Segment Start: Material for this task

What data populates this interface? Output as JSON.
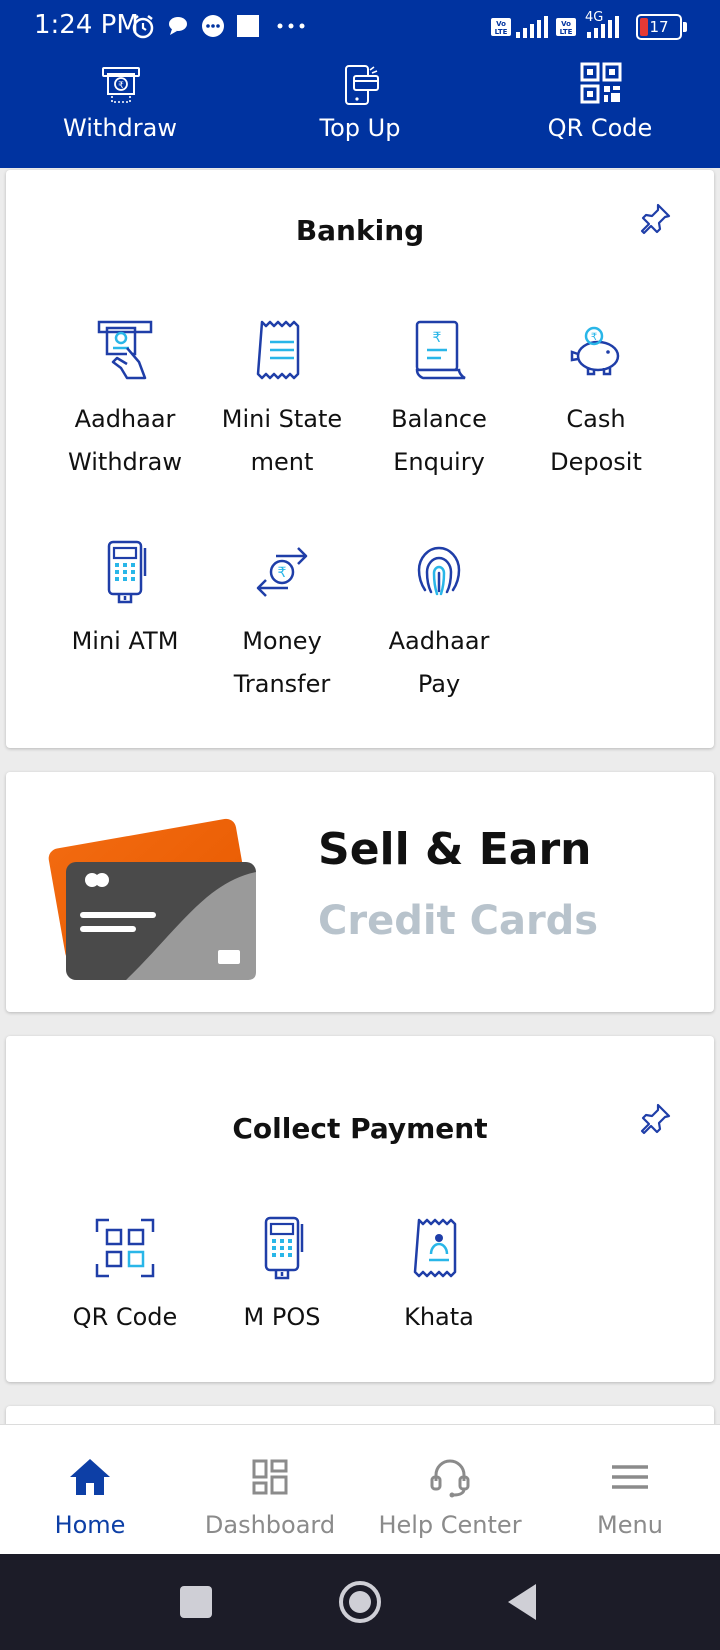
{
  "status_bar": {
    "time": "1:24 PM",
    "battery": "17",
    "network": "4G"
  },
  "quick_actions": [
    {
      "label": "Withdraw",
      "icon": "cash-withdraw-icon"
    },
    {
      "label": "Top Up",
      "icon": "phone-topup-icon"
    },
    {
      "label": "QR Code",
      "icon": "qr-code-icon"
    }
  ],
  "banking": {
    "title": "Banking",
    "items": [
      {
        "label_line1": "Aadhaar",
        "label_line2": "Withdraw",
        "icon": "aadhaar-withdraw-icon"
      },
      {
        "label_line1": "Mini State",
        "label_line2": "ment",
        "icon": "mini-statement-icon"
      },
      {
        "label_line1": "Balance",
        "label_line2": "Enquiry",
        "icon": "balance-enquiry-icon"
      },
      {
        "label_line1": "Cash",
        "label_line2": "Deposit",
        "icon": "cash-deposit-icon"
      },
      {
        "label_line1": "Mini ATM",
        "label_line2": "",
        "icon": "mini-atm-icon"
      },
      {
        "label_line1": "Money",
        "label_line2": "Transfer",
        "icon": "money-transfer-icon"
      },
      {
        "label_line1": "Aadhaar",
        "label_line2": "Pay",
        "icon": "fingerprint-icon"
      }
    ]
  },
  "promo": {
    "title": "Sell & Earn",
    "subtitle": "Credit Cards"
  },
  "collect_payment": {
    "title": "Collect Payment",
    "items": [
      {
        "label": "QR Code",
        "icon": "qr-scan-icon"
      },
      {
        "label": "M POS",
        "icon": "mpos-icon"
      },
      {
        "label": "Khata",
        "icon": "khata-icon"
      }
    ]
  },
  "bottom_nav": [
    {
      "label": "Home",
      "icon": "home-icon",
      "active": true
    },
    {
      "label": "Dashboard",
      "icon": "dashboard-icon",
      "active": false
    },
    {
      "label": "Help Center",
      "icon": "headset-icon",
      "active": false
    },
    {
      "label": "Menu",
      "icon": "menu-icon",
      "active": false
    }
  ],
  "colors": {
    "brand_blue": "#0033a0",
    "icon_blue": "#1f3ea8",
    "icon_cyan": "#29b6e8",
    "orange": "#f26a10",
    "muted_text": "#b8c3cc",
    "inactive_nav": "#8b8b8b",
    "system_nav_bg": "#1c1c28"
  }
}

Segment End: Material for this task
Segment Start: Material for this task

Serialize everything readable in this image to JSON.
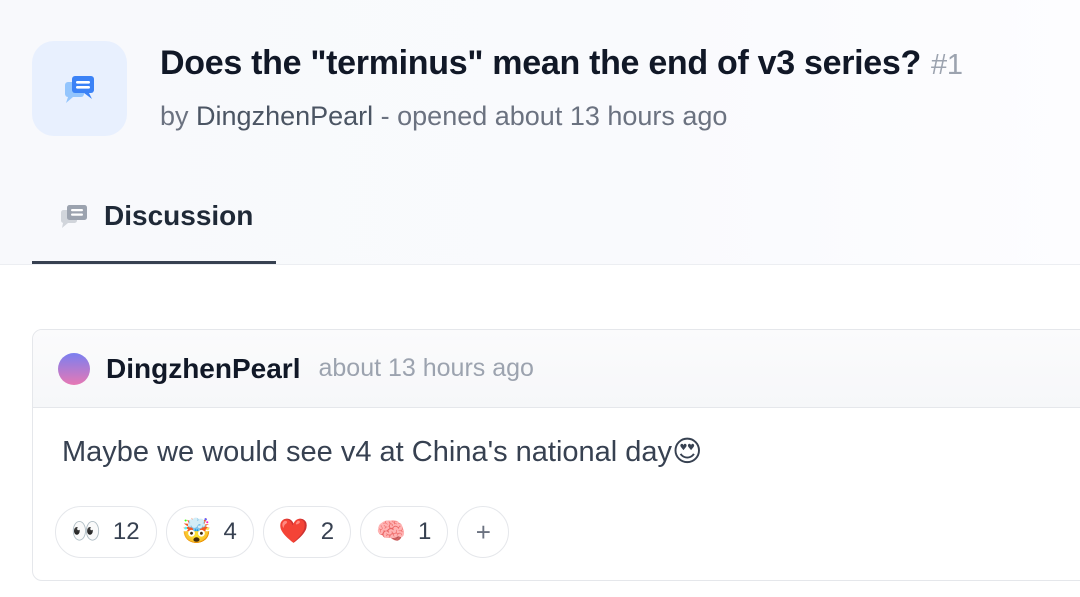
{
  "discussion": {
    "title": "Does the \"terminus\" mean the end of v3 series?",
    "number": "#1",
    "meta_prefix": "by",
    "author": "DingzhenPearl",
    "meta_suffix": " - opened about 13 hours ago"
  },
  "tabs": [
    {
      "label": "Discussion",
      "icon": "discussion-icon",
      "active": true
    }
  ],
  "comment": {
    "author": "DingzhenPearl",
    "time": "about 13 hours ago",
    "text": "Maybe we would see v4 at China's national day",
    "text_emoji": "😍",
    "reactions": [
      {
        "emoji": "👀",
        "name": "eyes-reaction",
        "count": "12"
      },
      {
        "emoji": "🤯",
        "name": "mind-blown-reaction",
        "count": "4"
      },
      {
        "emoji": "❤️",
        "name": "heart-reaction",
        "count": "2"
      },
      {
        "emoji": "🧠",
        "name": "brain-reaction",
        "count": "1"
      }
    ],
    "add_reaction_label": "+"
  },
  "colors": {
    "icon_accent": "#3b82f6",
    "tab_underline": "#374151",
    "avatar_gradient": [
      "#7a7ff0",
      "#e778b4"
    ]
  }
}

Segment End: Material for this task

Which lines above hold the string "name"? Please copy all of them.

        "name": "eyes-reaction",
        "name": "mind-blown-reaction",
        "name": "heart-reaction",
        "name": "brain-reaction",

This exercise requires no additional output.